- After the completion of the ATT, the European Commission imposed new bureaucratic barriers, other than tariffs and quotas which required London to impose customs controls on UK exports to the EU. (Controls of imports from the EU have been delayed until December 31, which explains why the drop in imports is significantly less than the drop in exports to the EU);
- January 2021 was the first month in which UK exporters had to complete the new customs checks using complicated and often difficult to follow electronic forms. We expect these issues to go away over time;
- In anticipation of a no-deal with Brussels or a hard Brexit, businesses stockpiled goods in the final months of 2020. They did the same in 2019 when they expected the Prime Minister Teresa May is leaving the EU without a satisfactory deal, if any. . But the drop in exports in 2019 was 10-15%, not the 38% drop in January 2021; and,
- Following Brexit, the UK government changed its data collection methods. The Office for National Statistics expects the change to reduce measured exports to the EU and possibly increase measured exports to non-EU countries. Therefore, we should expect to see the results of these changes in June 2021 data.
Another obstacle to trade in goods is the cost of new bureaucratic customs and sanitary controls. Individual UK businesses are currently assessing whether they can pass these additional costs on to customers, swallow them or end their current business model. The Federation of Small Businesses, representing 5.9 million small businesses (employing less than 50 employees) and 4.5 million businesses employing one person reports that one in four UK exporters have ceased trade with the EU, of which 4% have ceased permanently. The majority of companies surveyed preferred to wait and see. The reasons given are the long and complex documents needed to assure the EU that the ATT rules of origin and health certificates have been respected. Completing these forms takes time and hiring consultants to do this work adds approximately $49 to each shipment of exported goods. It is to be expected that the number of shipments and the costs will increase when customs import controls come into force at the end of 2021. In addition, the French are determined to demonstrate that leaving the EU is both painful and costly.
From the good side, from May 5, 66.1% of the UK population received their first COVID19 vaccine and 30.2% received their second injection. The protection should result in a strong rebound in economic activity and a strengthening of the pound sterling, although the market appears to be waiting for a new, bigger driver to rekindle investor interest and generate real gains. This engine is future trade with the EU and should be seen 12 to 18 months after the signing of the ACT. Will the COVID-19 rebound be strong enough to offset the drop in goods exports to the EU? We may have to wait until the spring of 2022 to give us a reliable answer on the main cause of the decline in trade in goods.
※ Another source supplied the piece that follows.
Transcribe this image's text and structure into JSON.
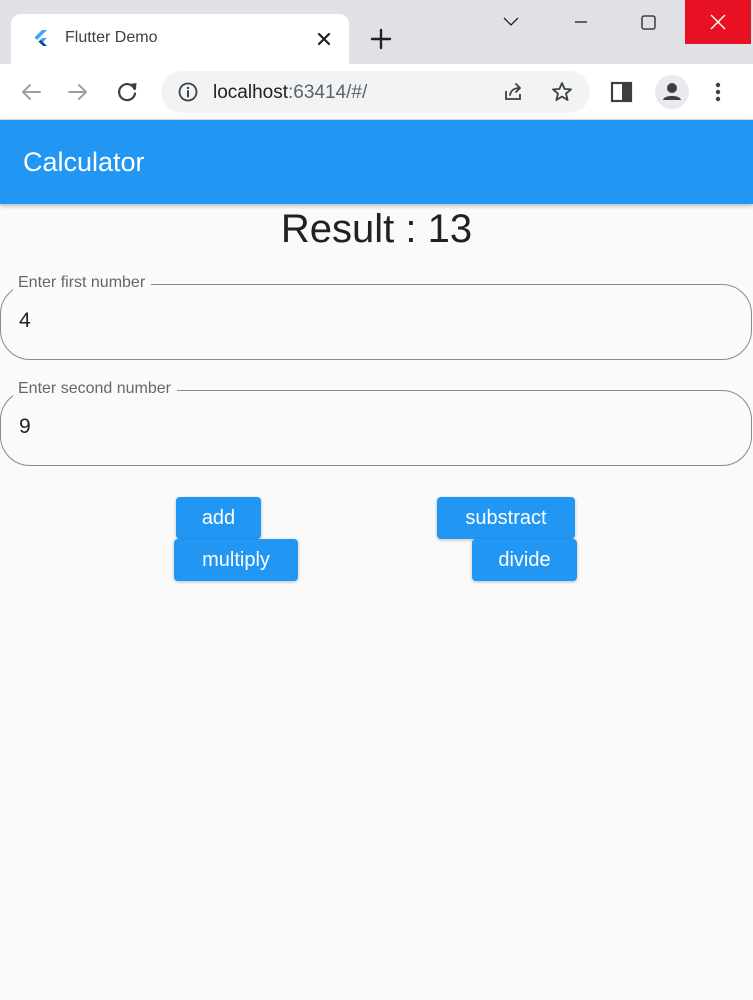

In the minds of U.S. investors, COVID-19 remains front and center. Their hopes for a strong British economic recovery in the first quarter were muted by the 3.5% drop in industrial production and 4.2% in the manufacturing sector. But we note that these numbers were better than feared. More concerning is the lagging performance of multinational banks with strong UK portfolios. Investors could change their minds as PM’s second-in-command roadmap for reopening the economy allows non-essential retail stores, restaurants and pubs to open on May 17. Meanwhile, the Financial Times Stock Exchange 100 extended his earnings and trading on May 5 closed 1.7% higher, its highest level since February 2020.
In the short term, investors in the US and UK appear to be more focused on COVID-19 vaccination rates and the opening up of the UK economy than the long-term impact of Brexit.
Diana Villiers Negroponte is a global member of the Global Europe program of the Woodrow Wilson International Center for Scholars.